▸ Task details:
Write the records out again exactly as they read, dropping any picture they hold.

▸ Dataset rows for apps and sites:
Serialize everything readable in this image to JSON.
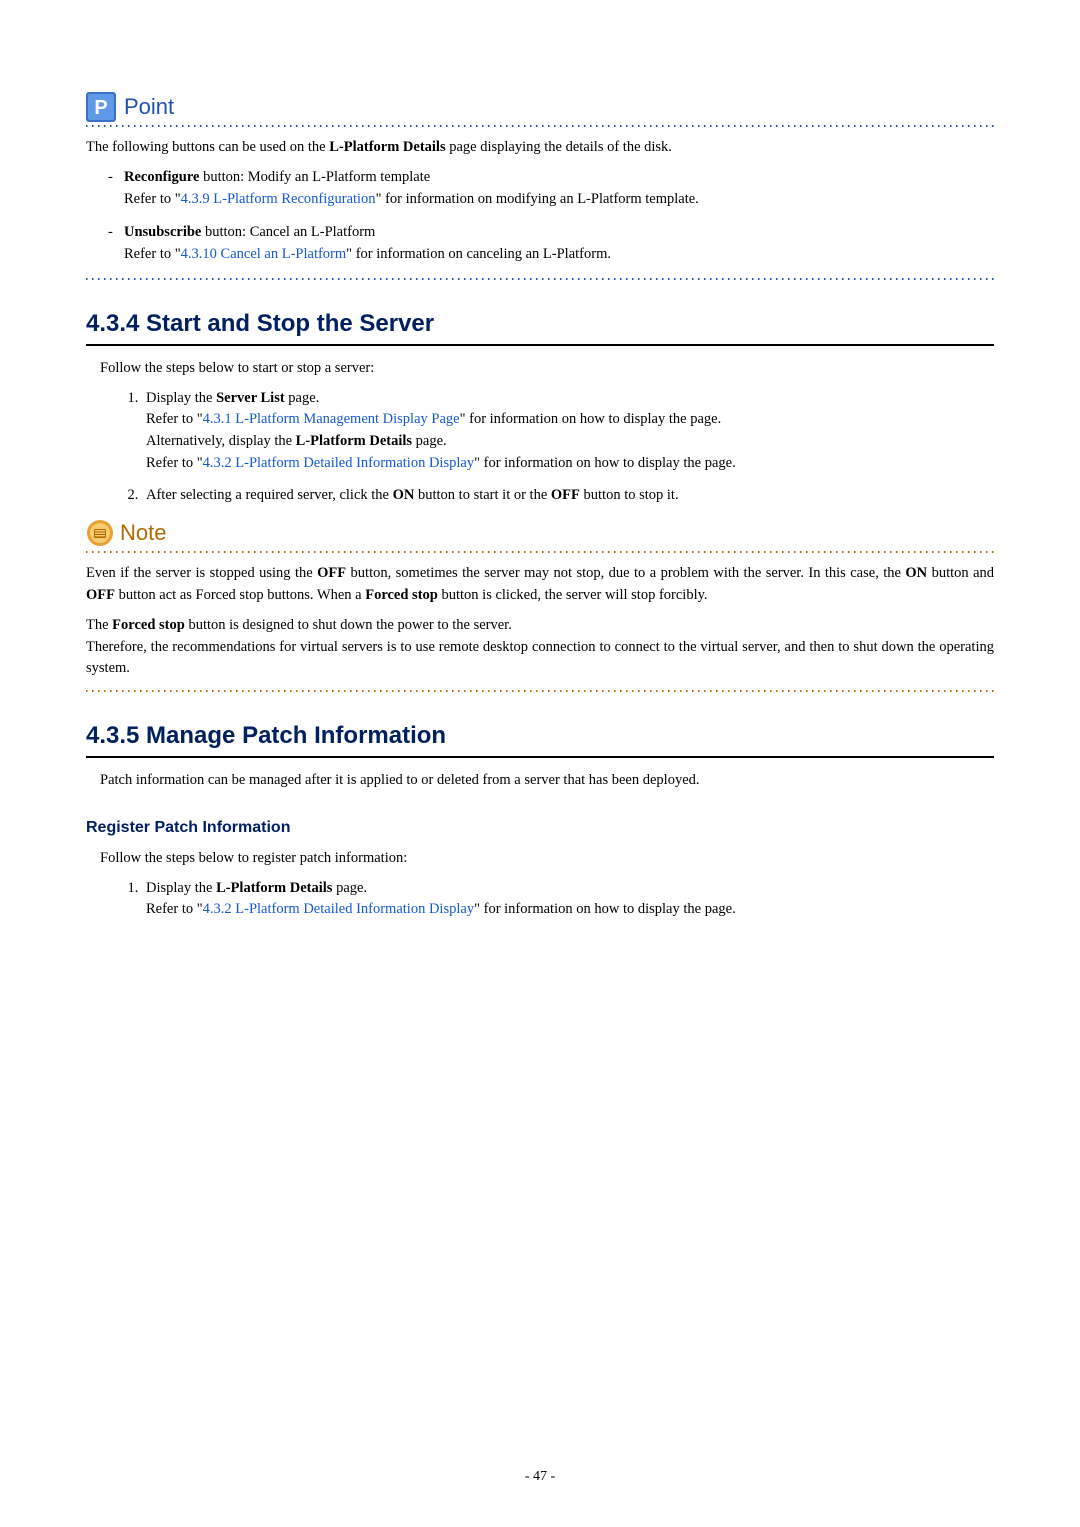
{
  "point": {
    "label": "Point",
    "intro": "The following buttons can be used on the ",
    "intro_bold": "L-Platform Details",
    "intro_after": " page displaying the details of the disk.",
    "items": [
      {
        "bold": "Reconfigure",
        "after_bold": " button: Modify an L-Platform template",
        "refer": "Refer to \"",
        "link": "4.3.9 L-Platform Reconfiguration",
        "refer_after": "\" for information on modifying an L-Platform template."
      },
      {
        "bold": "Unsubscribe",
        "after_bold": " button: Cancel an L-Platform",
        "refer": "Refer to \"",
        "link": "4.3.10 Cancel an L-Platform",
        "refer_after": "\" for information on canceling an L-Platform."
      }
    ]
  },
  "section434": {
    "heading": "4.3.4  Start and Stop the Server",
    "intro": "Follow the steps below to start or stop a server:",
    "step1": {
      "line1_pre": "Display the ",
      "line1_bold": "Server List",
      "line1_post": " page.",
      "line2_pre": "Refer to \"",
      "line2_link": "4.3.1 L-Platform Management Display Page",
      "line2_post": "\" for information on how to display the page.",
      "line3_pre": "Alternatively, display the ",
      "line3_bold": "L-Platform Details",
      "line3_post": " page.",
      "line4_pre": "Refer to \"",
      "line4_link": "4.3.2 L-Platform Detailed Information Display",
      "line4_post": "\" for information on how to display the page."
    },
    "step2": {
      "pre": "After selecting a required server, click the ",
      "b1": "ON",
      "mid": " button to start it or the ",
      "b2": "OFF",
      "post": " button to stop it."
    }
  },
  "note": {
    "label": "Note",
    "p1": {
      "pre": "Even if the server is stopped using the ",
      "b1": "OFF",
      "mid1": " button, sometimes the server may not stop, due to a problem with the server. In this case, the ",
      "b2": "ON",
      "mid2": " button and ",
      "b3": "OFF",
      "mid3": " button act as Forced stop buttons. When a ",
      "b4": "Forced stop",
      "post": " button is clicked, the server will stop forcibly."
    },
    "p2": {
      "pre": "The ",
      "b1": "Forced stop",
      "mid": " button is designed to shut down the power to the server.",
      "line2": "Therefore, the recommendations for virtual servers is to use remote desktop connection to connect to the virtual server, and then to shut down the operating system."
    }
  },
  "section435": {
    "heading": "4.3.5  Manage Patch Information",
    "intro": "Patch information can be managed after it is applied to or deleted from a server that has been deployed.",
    "sub": "Register Patch Information",
    "sub_intro": "Follow the steps below to register patch information:",
    "step1": {
      "line1_pre": "Display the ",
      "line1_bold": "L-Platform Details",
      "line1_post": " page.",
      "line2_pre": "Refer to \"",
      "line2_link": "4.3.2 L-Platform Detailed Information Display",
      "line2_post": "\" for information on how to display the page."
    }
  },
  "page_number": "- 47 -"
}
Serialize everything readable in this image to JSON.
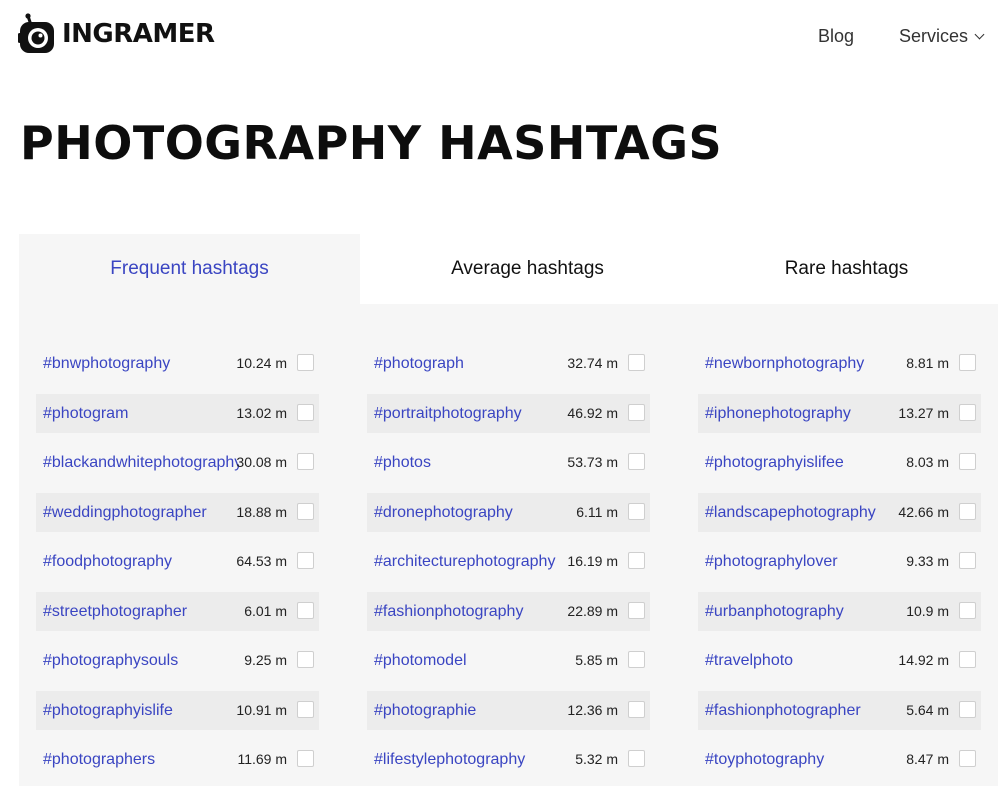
{
  "header": {
    "brand": "INGRAMER",
    "logo_icon": "camera-robot-icon",
    "nav": {
      "blog": "Blog",
      "services": "Services"
    }
  },
  "title": "PHOTOGRAPHY HASHTAGS",
  "tabs": [
    {
      "label": "Frequent hashtags",
      "active": true
    },
    {
      "label": "Average hashtags",
      "active": false
    },
    {
      "label": "Rare hashtags",
      "active": false
    }
  ],
  "colors": {
    "accent": "#3a45c2",
    "panel_bg": "#f6f6f6",
    "row_shade": "#ececec"
  },
  "columns": [
    [
      {
        "tag": "#bnwphotography",
        "count": "10.24 m"
      },
      {
        "tag": "#photogram",
        "count": "13.02 m"
      },
      {
        "tag": "#blackandwhitephotography",
        "count": "30.08 m"
      },
      {
        "tag": "#weddingphotographer",
        "count": "18.88 m"
      },
      {
        "tag": "#foodphotography",
        "count": "64.53 m"
      },
      {
        "tag": "#streetphotographer",
        "count": "6.01 m"
      },
      {
        "tag": "#photographysouls",
        "count": "9.25 m"
      },
      {
        "tag": "#photographyislife",
        "count": "10.91 m"
      },
      {
        "tag": "#photographers",
        "count": "11.69 m"
      }
    ],
    [
      {
        "tag": "#photograph",
        "count": "32.74 m"
      },
      {
        "tag": "#portraitphotography",
        "count": "46.92 m"
      },
      {
        "tag": "#photos",
        "count": "53.73 m"
      },
      {
        "tag": "#dronephotography",
        "count": "6.11 m"
      },
      {
        "tag": "#architecturephotography",
        "count": "16.19 m"
      },
      {
        "tag": "#fashionphotography",
        "count": "22.89 m"
      },
      {
        "tag": "#photomodel",
        "count": "5.85 m"
      },
      {
        "tag": "#photographie",
        "count": "12.36 m"
      },
      {
        "tag": "#lifestylephotography",
        "count": "5.32 m"
      }
    ],
    [
      {
        "tag": "#newbornphotography",
        "count": "8.81 m"
      },
      {
        "tag": "#iphonephotography",
        "count": "13.27 m"
      },
      {
        "tag": "#photographyislifee",
        "count": "8.03 m"
      },
      {
        "tag": "#landscapephotography",
        "count": "42.66 m"
      },
      {
        "tag": "#photographylover",
        "count": "9.33 m"
      },
      {
        "tag": "#urbanphotography",
        "count": "10.9 m"
      },
      {
        "tag": "#travelphoto",
        "count": "14.92 m"
      },
      {
        "tag": "#fashionphotographer",
        "count": "5.64 m"
      },
      {
        "tag": "#toyphotography",
        "count": "8.47 m"
      }
    ]
  ]
}
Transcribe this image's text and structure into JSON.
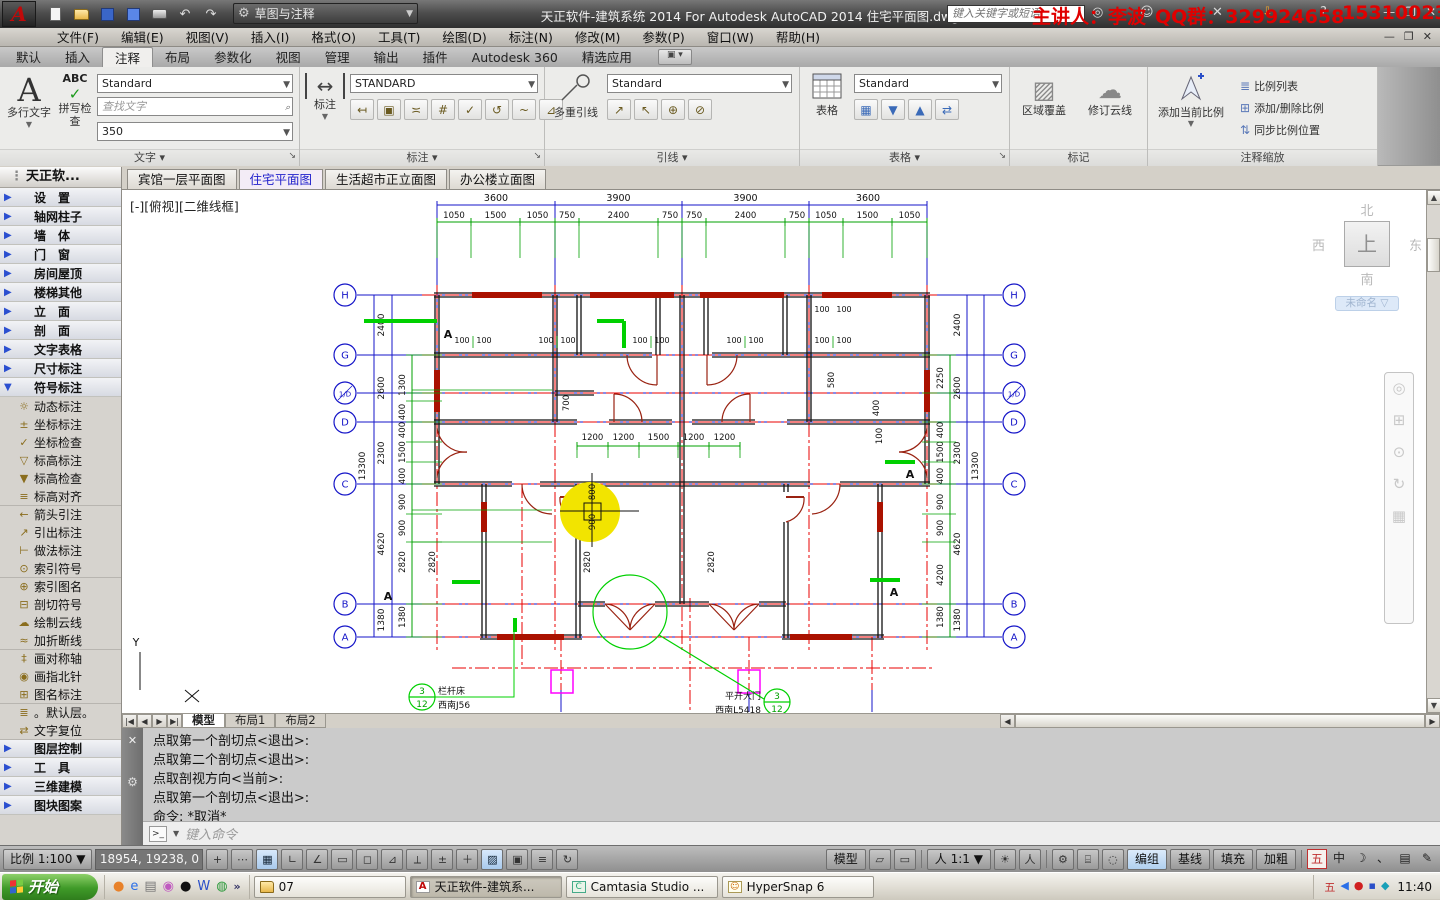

▸ Solution for this problem:
Serialize everything readable in this image to JSON.
{
  "point": {
    "label": "Point",
    "intro": "The following buttons can be used on the ",
    "intro_bold": "L-Platform Details",
    "intro_after": " page displaying the details of the disk.",
    "items": [
      {
        "bold": "Reconfigure",
        "after_bold": " button: Modify an L-Platform template",
        "refer": "Refer to \"",
        "link": "4.3.9 L-Platform Reconfiguration",
        "refer_after": "\" for information on modifying an L-Platform template."
      },
      {
        "bold": "Unsubscribe",
        "after_bold": " button: Cancel an L-Platform",
        "refer": "Refer to \"",
        "link": "4.3.10 Cancel an L-Platform",
        "refer_after": "\" for information on canceling an L-Platform."
      }
    ]
  },
  "section434": {
    "heading": "4.3.4  Start and Stop the Server",
    "intro": "Follow the steps below to start or stop a server:",
    "step1": {
      "line1_pre": "Display the ",
      "line1_bold": "Server List",
      "line1_post": " page.",
      "line2_pre": "Refer to \"",
      "line2_link": "4.3.1 L-Platform Management Display Page",
      "line2_post": "\" for information on how to display the page.",
      "line3_pre": "Alternatively, display the ",
      "line3_bold": "L-Platform Details",
      "line3_post": " page.",
      "line4_pre": "Refer to \"",
      "line4_link": "4.3.2 L-Platform Detailed Information Display",
      "line4_post": "\" for information on how to display the page."
    },
    "step2": {
      "pre": "After selecting a required server, click the ",
      "b1": "ON",
      "mid": " button to start it or the ",
      "b2": "OFF",
      "post": " button to stop it."
    }
  },
  "note": {
    "label": "Note",
    "p1": {
      "pre": "Even if the server is stopped using the ",
      "b1": "OFF",
      "mid1": " button, sometimes the server may not stop, due to a problem with the server. In this case, the ",
      "b2": "ON",
      "mid2": " button and ",
      "b3": "OFF",
      "mid3": " button act as Forced stop buttons. When a ",
      "b4": "Forced stop",
      "post": " button is clicked, the server will stop forcibly."
    },
    "p2": {
      "pre": "The ",
      "b1": "Forced stop",
      "mid": " button is designed to shut down the power to the server.",
      "line2": "Therefore, the recommendations for virtual servers is to use remote desktop connection to connect to the virtual server, and then to shut down the operating system."
    }
  },
  "section435": {
    "heading": "4.3.5  Manage Patch Information",
    "intro": "Patch information can be managed after it is applied to or deleted from a server that has been deployed.",
    "sub": "Register Patch Information",
    "sub_intro": "Follow the steps below to register patch information:",
    "step1": {
      "line1_pre": "Display the ",
      "line1_bold": "L-Platform Details",
      "line1_post": " page.",
      "line2_pre": "Refer to \"",
      "line2_link": "4.3.2 L-Platform Detailed Information Display",
      "line2_post": "\" for information on how to display the page."
    }
  },
  "page_number": "- 47 -"
}
Serialize everything readable in this image to JSON.
{
  "header": {
    "brand": "INGRAMER",
    "logo_icon": "camera-robot-icon",
    "nav": {
      "blog": "Blog",
      "services": "Services"
    }
  },
  "title": "PHOTOGRAPHY HASHTAGS",
  "tabs": [
    {
      "label": "Frequent hashtags",
      "active": true
    },
    {
      "label": "Average hashtags",
      "active": false
    },
    {
      "label": "Rare hashtags",
      "active": false
    }
  ],
  "colors": {
    "accent": "#3a45c2",
    "panel_bg": "#f6f6f6",
    "row_shade": "#ececec"
  },
  "columns": [
    [
      {
        "tag": "#bnwphotography",
        "count": "10.24 m"
      },
      {
        "tag": "#photogram",
        "count": "13.02 m"
      },
      {
        "tag": "#blackandwhitephotography",
        "count": "30.08 m"
      },
      {
        "tag": "#weddingphotographer",
        "count": "18.88 m"
      },
      {
        "tag": "#foodphotography",
        "count": "64.53 m"
      },
      {
        "tag": "#streetphotographer",
        "count": "6.01 m"
      },
      {
        "tag": "#photographysouls",
        "count": "9.25 m"
      },
      {
        "tag": "#photographyislife",
        "count": "10.91 m"
      },
      {
        "tag": "#photographers",
        "count": "11.69 m"
      }
    ],
    [
      {
        "tag": "#photograph",
        "count": "32.74 m"
      },
      {
        "tag": "#portraitphotography",
        "count": "46.92 m"
      },
      {
        "tag": "#photos",
        "count": "53.73 m"
      },
      {
        "tag": "#dronephotography",
        "count": "6.11 m"
      },
      {
        "tag": "#architecturephotography",
        "count": "16.19 m"
      },
      {
        "tag": "#fashionphotography",
        "count": "22.89 m"
      },
      {
        "tag": "#photomodel",
        "count": "5.85 m"
      },
      {
        "tag": "#photographie",
        "count": "12.36 m"
      },
      {
        "tag": "#lifestylephotography",
        "count": "5.32 m"
      }
    ],
    [
      {
        "tag": "#newbornphotography",
        "count": "8.81 m"
      },
      {
        "tag": "#iphonephotography",
        "count": "13.27 m"
      },
      {
        "tag": "#photographyislifee",
        "count": "8.03 m"
      },
      {
        "tag": "#landscapephotography",
        "count": "42.66 m"
      },
      {
        "tag": "#photographylover",
        "count": "9.33 m"
      },
      {
        "tag": "#urbanphotography",
        "count": "10.9 m"
      },
      {
        "tag": "#travelphoto",
        "count": "14.92 m"
      },
      {
        "tag": "#fashionphotographer",
        "count": "5.64 m"
      },
      {
        "tag": "#toyphotography",
        "count": "8.47 m"
      }
    ]
  ]
}
Transcribe this image's text and structure into JSON.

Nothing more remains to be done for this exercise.